» **WHAT IS EXPECTED**
Could you please count how many lines in the data below hold the string "this"? Reply with only the number.

Data records:
◇ ◇ ◇

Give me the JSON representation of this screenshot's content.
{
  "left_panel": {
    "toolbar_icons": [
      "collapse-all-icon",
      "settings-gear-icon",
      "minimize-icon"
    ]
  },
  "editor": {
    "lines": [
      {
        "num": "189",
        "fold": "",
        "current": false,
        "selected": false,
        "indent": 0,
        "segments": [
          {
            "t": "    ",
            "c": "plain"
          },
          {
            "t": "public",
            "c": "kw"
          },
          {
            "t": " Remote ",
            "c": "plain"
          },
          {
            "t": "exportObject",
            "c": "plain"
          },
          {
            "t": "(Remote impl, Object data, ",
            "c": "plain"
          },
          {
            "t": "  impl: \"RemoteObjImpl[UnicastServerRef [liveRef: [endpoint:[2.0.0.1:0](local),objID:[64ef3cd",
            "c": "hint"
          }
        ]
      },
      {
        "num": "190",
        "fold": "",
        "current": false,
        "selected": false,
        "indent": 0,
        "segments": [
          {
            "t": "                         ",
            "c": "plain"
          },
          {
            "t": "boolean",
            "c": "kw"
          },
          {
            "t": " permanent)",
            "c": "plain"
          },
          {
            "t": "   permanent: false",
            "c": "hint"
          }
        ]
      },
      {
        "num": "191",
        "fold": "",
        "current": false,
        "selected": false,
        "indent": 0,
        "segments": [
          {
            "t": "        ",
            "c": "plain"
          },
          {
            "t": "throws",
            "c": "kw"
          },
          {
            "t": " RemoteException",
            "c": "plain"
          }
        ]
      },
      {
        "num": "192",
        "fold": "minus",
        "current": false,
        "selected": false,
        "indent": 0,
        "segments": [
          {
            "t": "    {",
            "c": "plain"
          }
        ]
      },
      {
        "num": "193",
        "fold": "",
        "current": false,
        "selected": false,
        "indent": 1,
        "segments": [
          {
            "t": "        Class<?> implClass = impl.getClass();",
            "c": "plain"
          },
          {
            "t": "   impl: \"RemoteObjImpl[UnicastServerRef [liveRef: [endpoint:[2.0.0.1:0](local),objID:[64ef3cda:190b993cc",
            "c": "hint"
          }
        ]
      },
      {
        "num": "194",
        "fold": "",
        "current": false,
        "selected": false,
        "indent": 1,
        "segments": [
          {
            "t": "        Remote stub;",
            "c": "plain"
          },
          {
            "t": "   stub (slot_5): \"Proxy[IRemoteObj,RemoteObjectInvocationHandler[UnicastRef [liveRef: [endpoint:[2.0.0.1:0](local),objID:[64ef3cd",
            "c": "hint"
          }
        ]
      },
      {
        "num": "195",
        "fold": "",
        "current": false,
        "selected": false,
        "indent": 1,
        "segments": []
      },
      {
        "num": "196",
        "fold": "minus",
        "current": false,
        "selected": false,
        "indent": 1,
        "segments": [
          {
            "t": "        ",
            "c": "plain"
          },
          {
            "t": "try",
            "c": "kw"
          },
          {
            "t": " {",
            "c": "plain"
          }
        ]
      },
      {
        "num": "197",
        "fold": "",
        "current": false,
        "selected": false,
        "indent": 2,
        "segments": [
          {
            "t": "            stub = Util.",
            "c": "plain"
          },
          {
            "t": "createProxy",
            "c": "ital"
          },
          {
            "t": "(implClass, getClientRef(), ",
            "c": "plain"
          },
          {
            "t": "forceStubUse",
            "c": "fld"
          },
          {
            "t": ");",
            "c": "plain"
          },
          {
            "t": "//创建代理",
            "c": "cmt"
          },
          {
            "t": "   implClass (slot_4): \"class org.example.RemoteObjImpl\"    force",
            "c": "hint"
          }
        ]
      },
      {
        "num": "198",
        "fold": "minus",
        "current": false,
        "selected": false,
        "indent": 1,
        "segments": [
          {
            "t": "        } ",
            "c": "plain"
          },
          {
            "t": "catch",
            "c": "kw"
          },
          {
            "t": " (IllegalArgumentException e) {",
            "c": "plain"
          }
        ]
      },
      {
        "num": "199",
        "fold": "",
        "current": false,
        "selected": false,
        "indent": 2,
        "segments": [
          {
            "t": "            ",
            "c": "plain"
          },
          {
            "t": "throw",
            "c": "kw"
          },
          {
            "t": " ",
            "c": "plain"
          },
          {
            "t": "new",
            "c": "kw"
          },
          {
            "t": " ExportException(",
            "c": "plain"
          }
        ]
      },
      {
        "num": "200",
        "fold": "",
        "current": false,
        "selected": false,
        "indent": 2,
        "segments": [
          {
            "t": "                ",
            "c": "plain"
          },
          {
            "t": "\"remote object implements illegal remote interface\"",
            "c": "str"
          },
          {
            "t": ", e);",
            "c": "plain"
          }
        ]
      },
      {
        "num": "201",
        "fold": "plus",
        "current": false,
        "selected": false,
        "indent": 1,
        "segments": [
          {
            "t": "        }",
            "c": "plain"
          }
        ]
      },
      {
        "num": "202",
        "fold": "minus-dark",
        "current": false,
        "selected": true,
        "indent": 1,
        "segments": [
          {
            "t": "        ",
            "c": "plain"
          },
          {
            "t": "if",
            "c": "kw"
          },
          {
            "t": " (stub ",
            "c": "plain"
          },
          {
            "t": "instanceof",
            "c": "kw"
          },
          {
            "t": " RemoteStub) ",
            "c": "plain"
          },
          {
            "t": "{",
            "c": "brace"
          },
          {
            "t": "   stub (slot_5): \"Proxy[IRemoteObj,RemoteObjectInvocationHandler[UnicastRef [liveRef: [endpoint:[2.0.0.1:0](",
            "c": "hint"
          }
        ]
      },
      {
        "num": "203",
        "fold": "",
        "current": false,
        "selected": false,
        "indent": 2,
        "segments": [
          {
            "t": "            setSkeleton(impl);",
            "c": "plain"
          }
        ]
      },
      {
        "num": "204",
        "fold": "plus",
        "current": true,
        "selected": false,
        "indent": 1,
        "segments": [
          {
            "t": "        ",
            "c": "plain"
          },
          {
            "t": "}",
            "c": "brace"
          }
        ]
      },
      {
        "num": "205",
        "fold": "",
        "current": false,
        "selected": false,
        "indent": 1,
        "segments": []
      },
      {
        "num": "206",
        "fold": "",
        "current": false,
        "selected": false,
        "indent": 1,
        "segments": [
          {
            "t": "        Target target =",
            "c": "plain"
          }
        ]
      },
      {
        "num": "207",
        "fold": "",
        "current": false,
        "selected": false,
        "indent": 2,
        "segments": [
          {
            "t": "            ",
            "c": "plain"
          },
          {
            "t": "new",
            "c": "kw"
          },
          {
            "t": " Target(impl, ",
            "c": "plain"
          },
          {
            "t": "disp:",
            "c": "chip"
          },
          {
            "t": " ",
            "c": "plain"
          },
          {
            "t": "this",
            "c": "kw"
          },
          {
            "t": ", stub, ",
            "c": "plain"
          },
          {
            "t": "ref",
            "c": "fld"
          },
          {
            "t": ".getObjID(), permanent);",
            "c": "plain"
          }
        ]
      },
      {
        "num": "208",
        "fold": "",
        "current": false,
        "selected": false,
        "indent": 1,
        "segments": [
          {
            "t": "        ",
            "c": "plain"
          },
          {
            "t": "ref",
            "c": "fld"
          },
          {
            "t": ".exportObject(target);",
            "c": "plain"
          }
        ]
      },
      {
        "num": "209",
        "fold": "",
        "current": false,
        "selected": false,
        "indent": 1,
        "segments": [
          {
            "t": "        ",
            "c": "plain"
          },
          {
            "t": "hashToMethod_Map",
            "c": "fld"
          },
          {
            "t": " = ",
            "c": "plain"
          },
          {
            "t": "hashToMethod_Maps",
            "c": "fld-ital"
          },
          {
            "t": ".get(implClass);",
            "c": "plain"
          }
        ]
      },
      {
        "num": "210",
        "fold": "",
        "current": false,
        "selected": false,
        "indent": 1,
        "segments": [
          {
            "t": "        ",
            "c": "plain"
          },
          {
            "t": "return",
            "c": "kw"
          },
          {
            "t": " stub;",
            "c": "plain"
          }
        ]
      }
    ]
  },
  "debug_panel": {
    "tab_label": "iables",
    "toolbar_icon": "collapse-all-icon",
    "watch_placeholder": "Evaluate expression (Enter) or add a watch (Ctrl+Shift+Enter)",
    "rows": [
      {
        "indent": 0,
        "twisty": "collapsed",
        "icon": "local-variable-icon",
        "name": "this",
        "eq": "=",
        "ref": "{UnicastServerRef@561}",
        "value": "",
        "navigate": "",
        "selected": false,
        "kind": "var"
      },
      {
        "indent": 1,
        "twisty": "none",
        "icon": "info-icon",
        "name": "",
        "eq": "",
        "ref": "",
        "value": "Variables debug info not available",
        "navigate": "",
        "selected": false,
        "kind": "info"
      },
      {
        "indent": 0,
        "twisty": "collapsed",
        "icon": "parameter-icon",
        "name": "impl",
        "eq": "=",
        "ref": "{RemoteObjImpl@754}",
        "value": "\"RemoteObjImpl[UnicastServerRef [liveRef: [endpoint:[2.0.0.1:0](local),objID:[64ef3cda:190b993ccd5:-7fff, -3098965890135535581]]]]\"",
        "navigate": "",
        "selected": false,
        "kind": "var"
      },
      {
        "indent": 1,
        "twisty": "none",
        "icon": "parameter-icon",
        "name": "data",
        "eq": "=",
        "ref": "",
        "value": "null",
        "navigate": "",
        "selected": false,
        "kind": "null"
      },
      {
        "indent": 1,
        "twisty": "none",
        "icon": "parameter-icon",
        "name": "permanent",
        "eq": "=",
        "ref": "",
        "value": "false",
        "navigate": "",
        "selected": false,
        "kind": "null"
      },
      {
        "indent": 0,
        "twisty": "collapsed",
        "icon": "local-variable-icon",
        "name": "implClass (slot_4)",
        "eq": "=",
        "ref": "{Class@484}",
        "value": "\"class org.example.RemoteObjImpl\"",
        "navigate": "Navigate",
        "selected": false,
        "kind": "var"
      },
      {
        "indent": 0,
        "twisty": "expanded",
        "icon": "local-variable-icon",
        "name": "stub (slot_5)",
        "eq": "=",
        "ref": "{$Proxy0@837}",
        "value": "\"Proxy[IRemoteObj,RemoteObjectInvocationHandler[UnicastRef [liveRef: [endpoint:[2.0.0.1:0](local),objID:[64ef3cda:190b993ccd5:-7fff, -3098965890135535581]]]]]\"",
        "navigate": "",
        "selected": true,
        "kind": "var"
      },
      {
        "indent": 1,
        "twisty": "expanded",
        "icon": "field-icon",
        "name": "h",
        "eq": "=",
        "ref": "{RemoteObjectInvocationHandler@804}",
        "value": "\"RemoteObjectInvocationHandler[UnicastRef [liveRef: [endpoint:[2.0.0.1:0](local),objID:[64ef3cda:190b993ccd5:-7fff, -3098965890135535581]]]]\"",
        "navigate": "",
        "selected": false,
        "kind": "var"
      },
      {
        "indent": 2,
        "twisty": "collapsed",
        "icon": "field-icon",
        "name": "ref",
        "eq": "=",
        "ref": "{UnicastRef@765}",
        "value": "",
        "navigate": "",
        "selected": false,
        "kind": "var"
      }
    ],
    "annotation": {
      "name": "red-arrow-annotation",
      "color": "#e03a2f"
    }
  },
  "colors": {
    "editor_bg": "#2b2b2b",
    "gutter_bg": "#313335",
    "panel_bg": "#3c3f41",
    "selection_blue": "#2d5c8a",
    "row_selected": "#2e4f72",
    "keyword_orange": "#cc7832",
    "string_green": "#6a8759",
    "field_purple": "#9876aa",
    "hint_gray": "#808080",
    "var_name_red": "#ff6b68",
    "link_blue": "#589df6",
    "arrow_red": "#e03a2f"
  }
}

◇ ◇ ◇

» **WRITTEN ANSWER**
3